SDSU and DSU become national leaders with new collaborative CyberAg program


Tessa Erdman, Reporter

A bill signed earlier this month by Gov. Kristi Noem will help create a precision agriculture cybersecurity partnership between South Dakota State University and Dakota State University.

House Bill 1092 was signed March 10 and provides $1.25 million “for the purposes of creating the precision agriculture cybersecurity CyberAg partnership…”.

The bill was created by John Killefer, dean of Agriculture, Food and Environmental Sciences at SDSU, and Richard Hanson, DSU’s former dean of computer sciences and current interim provost-vice president of academic affairs. Rep. Larry Tidemann from District 7 was the prime sponsor.

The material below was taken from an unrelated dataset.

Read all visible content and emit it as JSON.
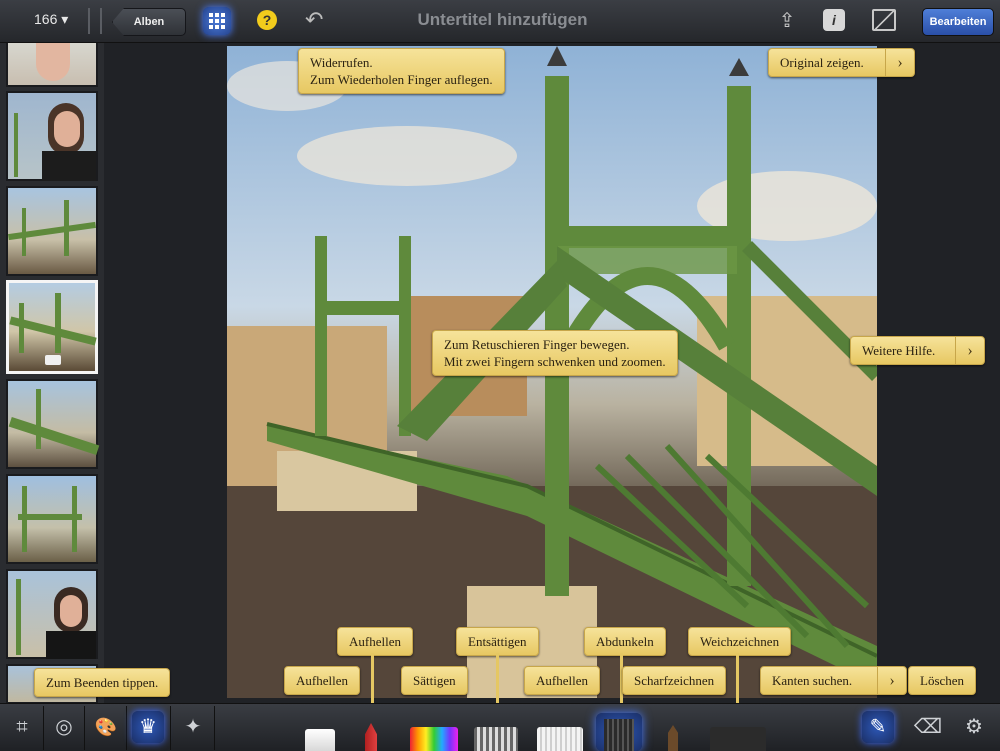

Blake Pulse, Students’ Association chief of staff, testified in favor of the bill. He said the “partnership will implement two cutting edge programs.”

Killefer said: “It’s a natural collaboration between the two institutions and the two programs. The data would be generated by the precision technologies here at SDSU, with the collaboration with the cybersecurity program at DSU.” 

Hanson said: “The partnership between SDSU and DSU is fantastic, highly communicated and collegial. And obviously very effective, as we got the job done.”

Killefer said as the agriculture industry advances, it becomes more modernized by using technology. With more technology, the more vulnerable the industry becomes to cyber-attacks. The goal is to prevent attacks from happening. 

“By doing this, we are working to protect our number one industry in South Dakota, agriculture,” Tidemann said. 

The bill states that institutions will split $1.25 million to create the precision agriculture cybersecurity CyberAg partnership. The money will develop undergraduate and graduate curricula, engage in research and provide associated outreach programming and communication to address agriculture security threats. 

At SDSU and DSU, the research will primarily be done by faculty members and graduate students, as undergraduate students work alongside. The students will participate in each step of the process and will have the opportunity to be involved in the leading edge of cybersecurity research, giving the students hands-on experience and networking with industry partners, according to Killefer and Hanson.

After the funds from the state are transferred to each university, the team will start planning to develop conferences, getting everyone together. The conferences will help determine all the problems and plan to solve them. 

“(I am) most excited about the opportunity to have a proactive impact on growth and evolution of the agriculture industry in our state, further strengthen our relationship with DSU and do things that will impact our state,” Killefer said.